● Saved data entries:
Start of Block

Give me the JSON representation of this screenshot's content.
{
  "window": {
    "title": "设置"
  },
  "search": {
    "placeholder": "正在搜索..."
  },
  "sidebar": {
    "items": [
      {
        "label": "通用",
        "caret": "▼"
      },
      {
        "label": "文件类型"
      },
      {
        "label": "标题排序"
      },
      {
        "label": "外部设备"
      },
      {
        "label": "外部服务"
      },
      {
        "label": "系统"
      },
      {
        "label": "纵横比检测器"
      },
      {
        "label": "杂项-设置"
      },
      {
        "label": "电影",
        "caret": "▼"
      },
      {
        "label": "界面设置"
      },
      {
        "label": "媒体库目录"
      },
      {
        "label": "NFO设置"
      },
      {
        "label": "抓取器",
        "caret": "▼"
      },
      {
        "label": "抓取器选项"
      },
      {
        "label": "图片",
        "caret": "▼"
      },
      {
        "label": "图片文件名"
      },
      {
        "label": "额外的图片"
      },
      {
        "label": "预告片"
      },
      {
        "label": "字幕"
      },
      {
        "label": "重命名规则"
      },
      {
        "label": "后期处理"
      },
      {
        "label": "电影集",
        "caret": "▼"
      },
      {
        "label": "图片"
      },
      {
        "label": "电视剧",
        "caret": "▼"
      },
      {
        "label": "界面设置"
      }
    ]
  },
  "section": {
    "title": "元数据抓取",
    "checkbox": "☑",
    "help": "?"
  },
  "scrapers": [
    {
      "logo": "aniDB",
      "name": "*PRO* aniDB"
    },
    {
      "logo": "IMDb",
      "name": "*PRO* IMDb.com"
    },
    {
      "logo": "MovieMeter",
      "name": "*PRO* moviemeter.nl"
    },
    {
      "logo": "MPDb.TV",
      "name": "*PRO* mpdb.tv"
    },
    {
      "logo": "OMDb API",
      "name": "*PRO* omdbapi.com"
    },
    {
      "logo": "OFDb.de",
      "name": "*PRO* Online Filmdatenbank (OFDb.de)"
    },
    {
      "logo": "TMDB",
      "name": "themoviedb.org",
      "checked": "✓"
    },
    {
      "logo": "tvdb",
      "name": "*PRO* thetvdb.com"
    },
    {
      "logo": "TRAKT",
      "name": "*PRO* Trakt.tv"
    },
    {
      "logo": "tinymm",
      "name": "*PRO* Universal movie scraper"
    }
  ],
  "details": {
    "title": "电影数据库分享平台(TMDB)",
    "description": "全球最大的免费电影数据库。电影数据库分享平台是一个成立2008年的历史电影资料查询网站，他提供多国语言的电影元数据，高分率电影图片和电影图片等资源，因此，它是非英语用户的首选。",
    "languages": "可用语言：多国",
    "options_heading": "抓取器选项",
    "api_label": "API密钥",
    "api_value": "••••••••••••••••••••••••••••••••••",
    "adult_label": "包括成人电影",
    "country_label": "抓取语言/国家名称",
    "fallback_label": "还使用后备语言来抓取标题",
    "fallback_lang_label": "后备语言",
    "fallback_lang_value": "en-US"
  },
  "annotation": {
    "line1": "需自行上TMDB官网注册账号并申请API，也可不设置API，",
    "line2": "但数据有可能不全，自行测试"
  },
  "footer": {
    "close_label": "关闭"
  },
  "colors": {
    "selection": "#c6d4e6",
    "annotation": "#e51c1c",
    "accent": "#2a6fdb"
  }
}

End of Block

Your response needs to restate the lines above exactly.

● RESPONSE AREA:
Give me the JSON representation of this screenshot's content.
{
  "window": {
    "title": "设置"
  },
  "search": {
    "placeholder": "正在搜索..."
  },
  "sidebar": {
    "items": [
      {
        "label": "通用",
        "caret": "▼"
      },
      {
        "label": "文件类型"
      },
      {
        "label": "标题排序"
      },
      {
        "label": "外部设备"
      },
      {
        "label": "外部服务"
      },
      {
        "label": "系统"
      },
      {
        "label": "纵横比检测器"
      },
      {
        "label": "杂项-设置"
      },
      {
        "label": "电影",
        "caret": "▼"
      },
      {
        "label": "界面设置"
      },
      {
        "label": "媒体库目录"
      },
      {
        "label": "NFO设置"
      },
      {
        "label": "抓取器",
        "caret": "▼"
      },
      {
        "label": "抓取器选项"
      },
      {
        "label": "图片",
        "caret": "▼"
      },
      {
        "label": "图片文件名"
      },
      {
        "label": "额外的图片"
      },
      {
        "label": "预告片"
      },
      {
        "label": "字幕"
      },
      {
        "label": "重命名规则"
      },
      {
        "label": "后期处理"
      },
      {
        "label": "电影集",
        "caret": "▼"
      },
      {
        "label": "图片"
      },
      {
        "label": "电视剧",
        "caret": "▼"
      },
      {
        "label": "界面设置"
      }
    ]
  },
  "section": {
    "title": "元数据抓取",
    "checkbox": "☑",
    "help": "?"
  },
  "scrapers": [
    {
      "logo": "aniDB",
      "name": "*PRO* aniDB"
    },
    {
      "logo": "IMDb",
      "name": "*PRO* IMDb.com"
    },
    {
      "logo": "MovieMeter",
      "name": "*PRO* moviemeter.nl"
    },
    {
      "logo": "MPDb.TV",
      "name": "*PRO* mpdb.tv"
    },
    {
      "logo": "OMDb API",
      "name": "*PRO* omdbapi.com"
    },
    {
      "logo": "OFDb.de",
      "name": "*PRO* Online Filmdatenbank (OFDb.de)"
    },
    {
      "logo": "TMDB",
      "name": "themoviedb.org",
      "checked": "✓"
    },
    {
      "logo": "tvdb",
      "name": "*PRO* thetvdb.com"
    },
    {
      "logo": "TRAKT",
      "name": "*PRO* Trakt.tv"
    },
    {
      "logo": "tinymm",
      "name": "*PRO* Universal movie scraper"
    }
  ],
  "details": {
    "title": "电影数据库分享平台(TMDB)",
    "description": "全球最大的免费电影数据库。电影数据库分享平台是一个成立2008年的历史电影资料查询网站，他提供多国语言的电影元数据，高分率电影图片和电影图片等资源，因此，它是非英语用户的首选。",
    "languages": "可用语言：多国",
    "options_heading": "抓取器选项",
    "api_label": "API密钥",
    "api_value": "••••••••••••••••••••••••••••••••••",
    "adult_label": "包括成人电影",
    "country_label": "抓取语言/国家名称",
    "fallback_label": "还使用后备语言来抓取标题",
    "fallback_lang_label": "后备语言",
    "fallback_lang_value": "en-US"
  },
  "annotation": {
    "line1": "需自行上TMDB官网注册账号并申请API，也可不设置API，",
    "line2": "但数据有可能不全，自行测试"
  },
  "footer": {
    "close_label": "关闭"
  },
  "colors": {
    "selection": "#c6d4e6",
    "annotation": "#e51c1c",
    "accent": "#2a6fdb"
  }
}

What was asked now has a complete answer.